When I last visited Bear Creek Park, three weeks ago, there were downed trees and branches everywhere. Most of the site was covered in mud, and large pools of standing water were hosting scores of wading birds.
Yesterday morning I returned to the park and found that the site's physical condition had changed very little. However, the wading birds had disappeared - I saw one Great Blue Heron and five White Ibis - and the park was generally quiet for birds.
When I say "quiet," I am not referring to noise: I don't think there as a minute that wasn't punctuated by the calls of American Crows, Blue Jays, Carolina Wrens, Carolina Chickadees, Northern Mockingbirds, Red-bellied Woodpeckers and Red-headed Woodpeckers.
The number of birds that I actually saw would have fairly low, except for one factor: migrating American Robins have arrived en masse.
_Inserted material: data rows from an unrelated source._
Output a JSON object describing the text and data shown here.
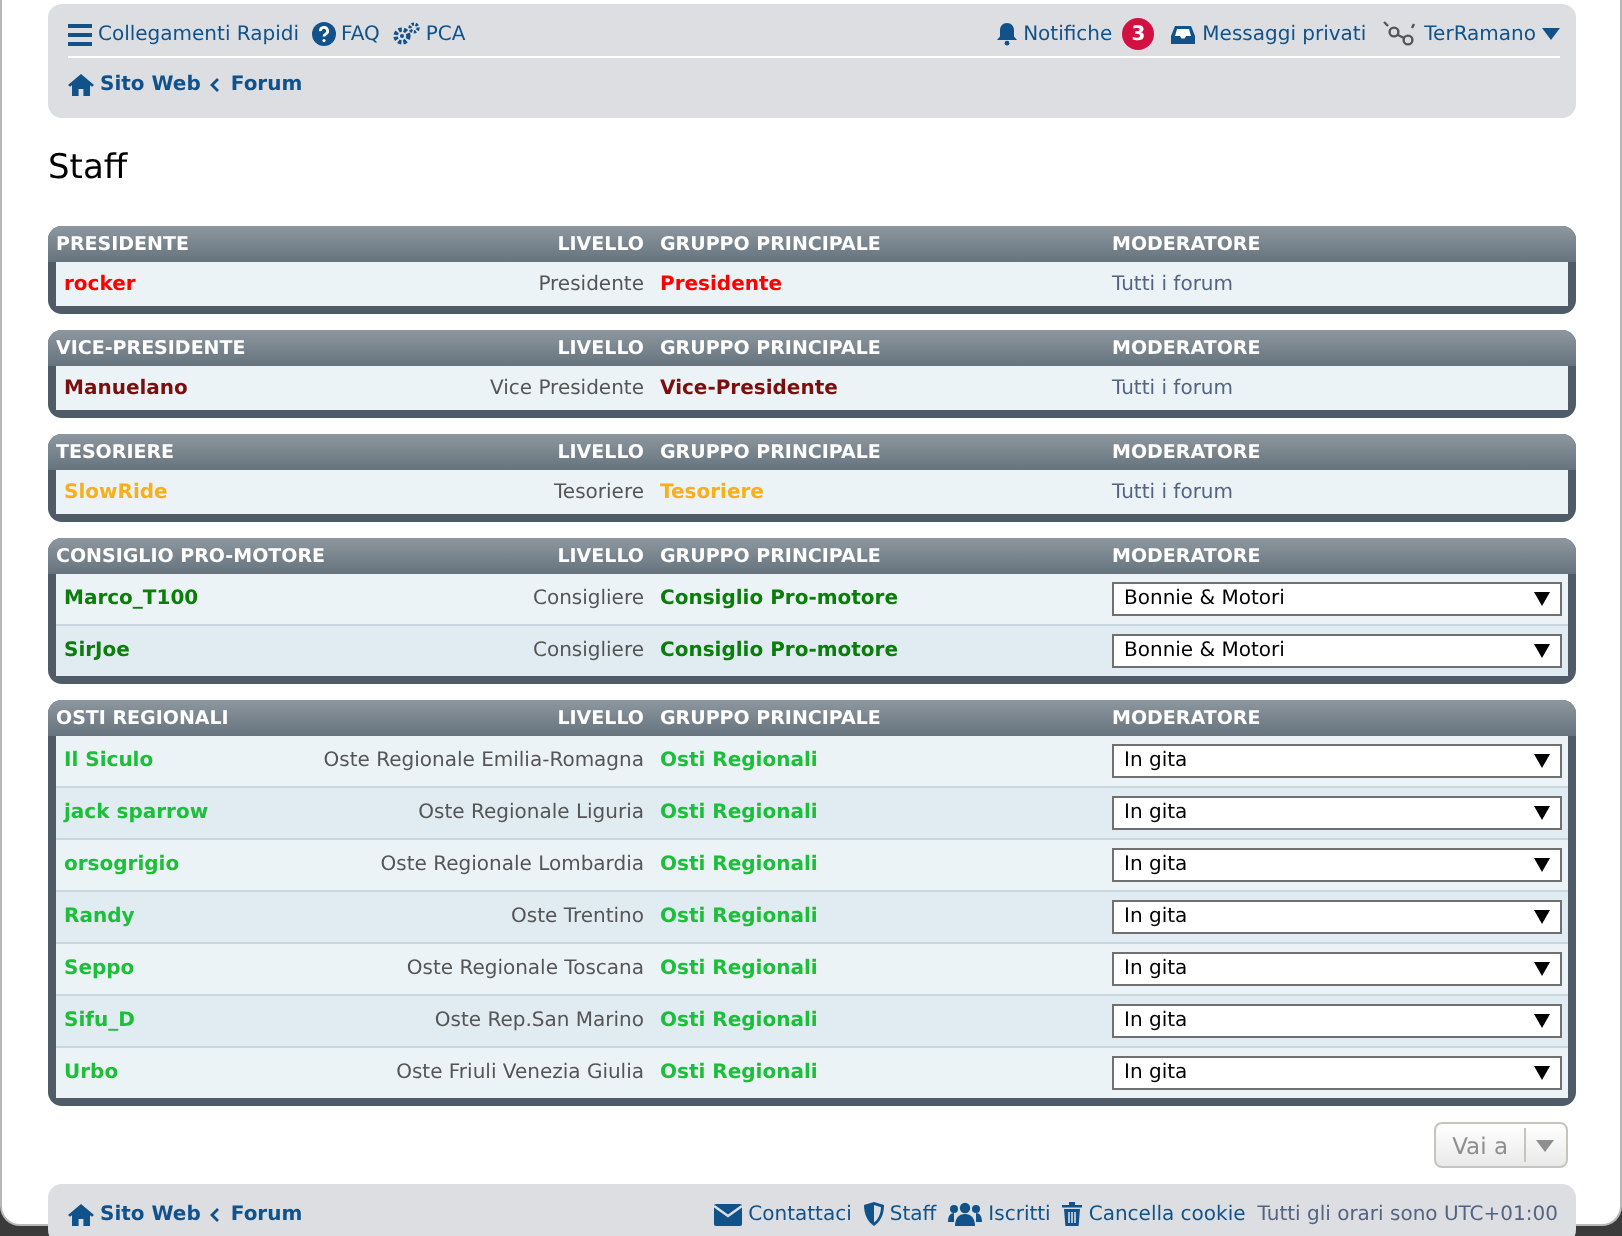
{
  "navbar": {
    "quick_links": "Collegamenti Rapidi",
    "faq": "FAQ",
    "acp": "PCA",
    "notifications": "Notifiche",
    "notification_count": "3",
    "private_messages": "Messaggi privati",
    "user": "TerRamano",
    "breadcrumbs": [
      "Sito Web",
      "Forum"
    ]
  },
  "title": "Staff",
  "groups": [
    {
      "name": "PRESIDENTE",
      "color": "#ff0000",
      "columns": [
        "LIVELLO",
        "GRUPPO PRINCIPALE",
        "MODERATORE"
      ],
      "members": [
        {
          "name": "rocker",
          "rank": "Presidente",
          "group": "Presidente",
          "moderator": {
            "kind": "text",
            "value": "Tutti i forum"
          }
        }
      ]
    },
    {
      "name": "VICE-PRESIDENTE",
      "color": "#7a0f0f",
      "columns": [
        "LIVELLO",
        "GRUPPO PRINCIPALE",
        "MODERATORE"
      ],
      "members": [
        {
          "name": "Manuelano",
          "rank": "Vice Presidente",
          "group": "Vice-Presidente",
          "moderator": {
            "kind": "text",
            "value": "Tutti i forum"
          }
        }
      ]
    },
    {
      "name": "TESORIERE",
      "color": "#f5b01a",
      "columns": [
        "LIVELLO",
        "GRUPPO PRINCIPALE",
        "MODERATORE"
      ],
      "members": [
        {
          "name": "SlowRide",
          "rank": "Tesoriere",
          "group": "Tesoriere",
          "moderator": {
            "kind": "text",
            "value": "Tutti i forum"
          }
        }
      ]
    },
    {
      "name": "CONSIGLIO PRO-MOTORE",
      "color": "#0a7d0a",
      "columns": [
        "LIVELLO",
        "GRUPPO PRINCIPALE",
        "MODERATORE"
      ],
      "members": [
        {
          "name": "Marco_T100",
          "rank": "Consigliere",
          "group": "Consiglio Pro-motore",
          "moderator": {
            "kind": "dropdown",
            "value": "Bonnie & Motori"
          }
        },
        {
          "name": "SirJoe",
          "rank": "Consigliere",
          "group": "Consiglio Pro-motore",
          "moderator": {
            "kind": "dropdown",
            "value": "Bonnie & Motori"
          }
        }
      ]
    },
    {
      "name": "OSTI REGIONALI",
      "color": "#1bbf3a",
      "columns": [
        "LIVELLO",
        "GRUPPO PRINCIPALE",
        "MODERATORE"
      ],
      "members": [
        {
          "name": "Il Siculo",
          "rank": "Oste Regionale Emilia-Romagna",
          "group": "Osti Regionali",
          "moderator": {
            "kind": "dropdown",
            "value": "In gita"
          }
        },
        {
          "name": "jack sparrow",
          "rank": "Oste Regionale Liguria",
          "group": "Osti Regionali",
          "moderator": {
            "kind": "dropdown",
            "value": "In gita"
          }
        },
        {
          "name": "orsogrigio",
          "rank": "Oste Regionale Lombardia",
          "group": "Osti Regionali",
          "moderator": {
            "kind": "dropdown",
            "value": "In gita"
          }
        },
        {
          "name": "Randy",
          "rank": "Oste Trentino",
          "group": "Osti Regionali",
          "moderator": {
            "kind": "dropdown",
            "value": "In gita"
          }
        },
        {
          "name": "Seppo",
          "rank": "Oste Regionale Toscana",
          "group": "Osti Regionali",
          "moderator": {
            "kind": "dropdown",
            "value": "In gita"
          }
        },
        {
          "name": "Sifu_D",
          "rank": "Oste Rep.San Marino",
          "group": "Osti Regionali",
          "moderator": {
            "kind": "dropdown",
            "value": "In gita"
          }
        },
        {
          "name": "Urbo",
          "rank": "Oste Friuli Venezia Giulia",
          "group": "Osti Regionali",
          "moderator": {
            "kind": "dropdown",
            "value": "In gita"
          }
        }
      ]
    }
  ],
  "jump_button": "Vai a",
  "footer": {
    "breadcrumbs": [
      "Sito Web",
      "Forum"
    ],
    "contact": "Contattaci",
    "staff": "Staff",
    "members": "Iscritti",
    "delete_cookies": "Cancella cookie",
    "timezone": "Tutti gli orari sono UTC+01:00"
  }
}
One section of the park had scores, if not hundreds, of Robins chasing each other through the trees, feeding in ditches or scavenging around picnic tables.
At the head of the equestrian trail I spotted three deer, and elsewhere the mud was covered with the tracks of birds and mammals.
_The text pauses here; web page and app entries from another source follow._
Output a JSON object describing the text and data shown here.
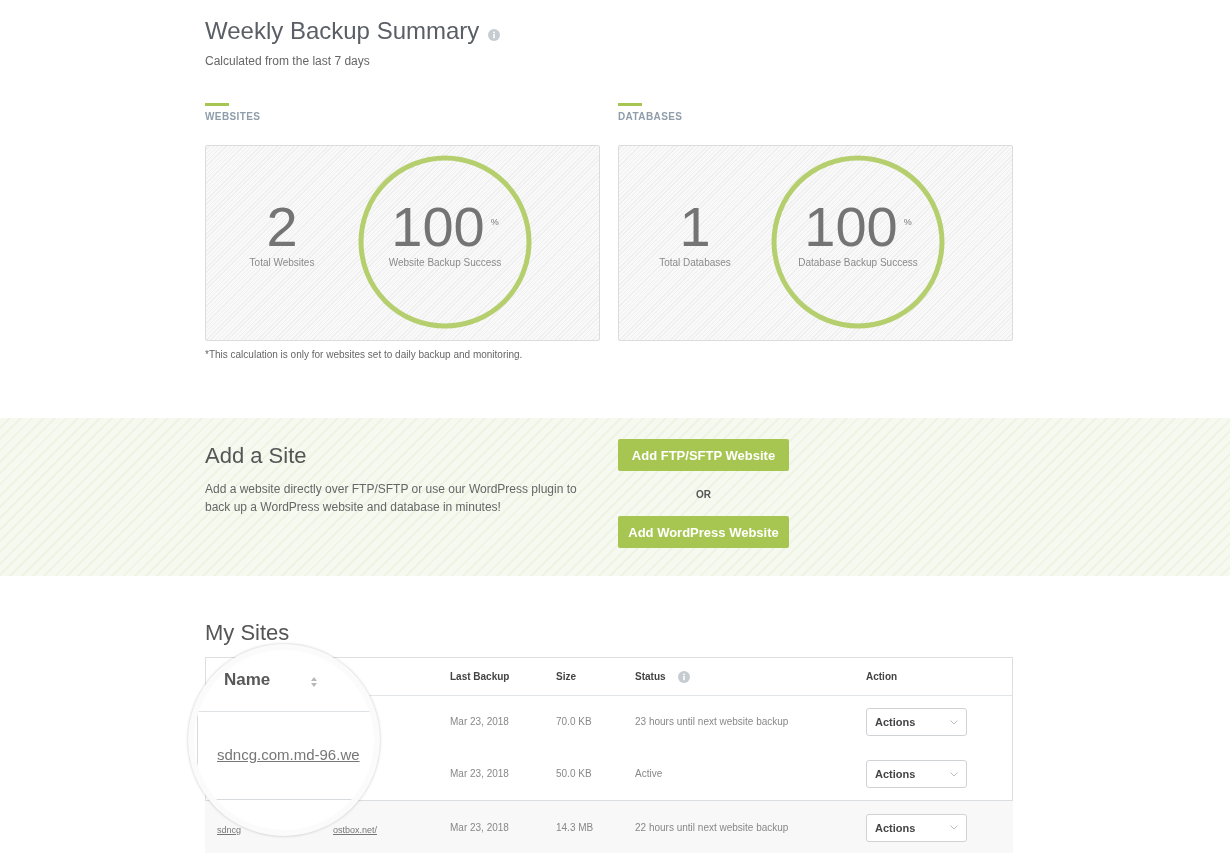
{
  "summary": {
    "title": "Weekly Backup Summary",
    "subtitle": "Calculated from the last 7 days",
    "groups": [
      {
        "label": "WEBSITES",
        "total": "2",
        "total_label": "Total Websites",
        "success": "100",
        "unit": "%",
        "success_label": "Website Backup Success",
        "level": 1
      },
      {
        "label": "DATABASES",
        "total": "1",
        "total_label": "Total Databases",
        "success": "100",
        "unit": "%",
        "success_label": "Database Backup Success",
        "level": 1
      }
    ],
    "footnote": "*This calculation is only for websites set to daily backup and monitoring."
  },
  "add_site": {
    "title": "Add a Site",
    "description": "Add a website directly over FTP/SFTP or use our WordPress plugin to back up a WordPress website and database in minutes!",
    "buttons": [
      "Add FTP/SFTP Website",
      "Add WordPress Website"
    ],
    "separator": "OR"
  },
  "my_sites": {
    "title": "My Sites",
    "columns": [
      "Last Backup",
      "Size",
      "Status",
      "Action"
    ],
    "rows": [
      {
        "last_backup": "Mar 23, 2018",
        "size": "70.0 KB",
        "status": "23 hours until next website backup",
        "action": "Actions"
      },
      {
        "last_backup": "Mar 23, 2018",
        "size": "50.0 KB",
        "status": "Active",
        "action": "Actions"
      },
      {
        "name_parts": [
          "sdncg",
          "ostbox.net/"
        ],
        "last_backup": "Mar 23, 2018",
        "size": "14.3 MB",
        "status": "22 hours until next website backup",
        "action": "Actions"
      }
    ],
    "magnifier": {
      "header": "Name",
      "link": "sdncg.com.md-96.we"
    }
  }
}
At the end of my trip, I went along Golf Course Road, hoping to see the Vermilion Flycatcher that Jim Hinson says has returned for the sixth consecutive year. I didn't spot the Flycatcher but I did see a dozen Killdeer, a beautiful male Yellow-bellied Sapsucker and a Eurasian Collared Dove.
Back in our yards, a female Yellow-bellied Sapsucker turned up to join the male that appeared a few days ago.
Much more surprising, I'm 99% sure that I saw a Red-breasted Nuthatch. These birds are not common in our area but a lot turned up last winter, when we had at least two in our yards for months. As I'm not 100% certain, I'll wait to see if it turns up again before I report my sighting on e-Bird.